NEW ORLEANS — Fannie Mae's failure to properly maintain foreclosed properties in minority communities, as alleged in a federal lawsuit, is a new twist on an old, discriminatory business practice, a New Orleans fair housing advocate said.
"Leaving foreclosed or real estate owned properties to rot in African-American neighborhoods is just a modern version of redlining," Greater New Orleans Fair Housing Action Center Director of Policy and Communications Monika Gerhart-Hambrick told the Louisiana Record. "It is essential that we put the history of redlining firmly behind us."
Greater New Orleans Fair Housing Action Center is one of 20 nonprofits, lead by the National Fair Housing Alliance, from cities across the nation that filed a lawsuit against the Federal National Mortgage Association, known as Fannie Mae, over how it allegedly chooses which foreclosed homes to properly maintain. The suit was filed Dec. 5 in District Court for California's Northern District in San Francisco following a four-year investigation the nonprofits say they conducted into the federally backed mortgage company's maintenance choices.

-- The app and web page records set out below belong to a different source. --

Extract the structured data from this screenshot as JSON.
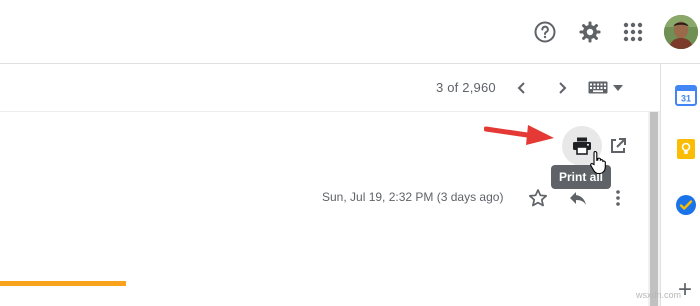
{
  "toolbar": {
    "counter": "3 of 2,960"
  },
  "message": {
    "date": "Sun, Jul 19, 2:32 PM (3 days ago)",
    "tooltip": "Print all"
  },
  "sidepanel": {
    "calendar_day": "31",
    "add_symbol": "+"
  },
  "watermark": "wsxdn.com",
  "colors": {
    "icon_gray": "#5f6368",
    "tooltip_bg": "#5f6368",
    "arrow_red": "#e53935",
    "accent_orange": "#f9a21b",
    "calendar_blue": "#4285f4",
    "keep_yellow": "#fbbc04",
    "tasks_blue": "#1a73e8"
  }
}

Fannie Mae is one of two federally backed companies, the other being the Federal Home Loan Mortgage Corp., or Freddie Mac, that purchase and guarantee home mortgages. Both companies receive titles to properties on which loans they back go into default after foreclosure. The companies are responsible for the maintenance of those properties after foreclosure.
Freddie Mac is not named in the lawsuit and is not at all referenced as being part of the investigation.
The lawsuit was based on evaluations of 2,300 properties in 38 U.S. urban areas, including New Orleans and Baton Rouge, between 2011 and 2015. The investigation found that whether work was done on foreclosed property often depended on the racial majority of the neighborhoods where the property was located, the lawsuit claims.
Properties in largely African-American and Latino communities received less maintenance, often leaving the homes as blighted properties, which in turn reduced the value of other nearby houses, in addition to other consequences.
"Bank-owned properties that are left in deplorable conditions depress neighboring property values, cause health and safety risks for families and increase costs for local government," Gerhart-Hambrick said. "There is no better time to address outcomes for neighbors that suffer the detrimental effects of this neglect."
The lawsuit was filed more than a year after the National Fair Housing Alliance filed a complaint with the U.S. Department of Housing and Urban Development. The May of 2015 complaint also alleged racial discrimination in how Fannie Mae handles its foreclosed properties.
For its part, Fannie Mae said it doesn't agree with the allegations.
“We have heard NFHA’s concerns, and strongly disagree with these allegations," the company said in a widely published statement. "Our REO [real estate owned] maintenance standards are designed to ensure that all properties are tended to and treated equally. In addition, over the years we have continuously enhanced our REO maintenance practices in the ordinary course of business, including the use of clear boarding nationally, adoption of technology to enhance the property inspection process, enhanced guidance to field service vendors of our expectations, and enhanced staffing in the field. Through these actions we have demonstrated our continued dedication to providing quality care to all communities. And we remain firmly committed to continuing to provide such attention to our REO properties moving forward."
Fannie Mae certainly can maintain their properties, Gerhart-Hambrick said. "Fannie has demonstrated that they are able to adequately maintain and market their REOs in majority white neighborhoods," she said. "There’s no reason that Fannie couldn’t do the same for its portfolio of properties in African-American neighborhoods."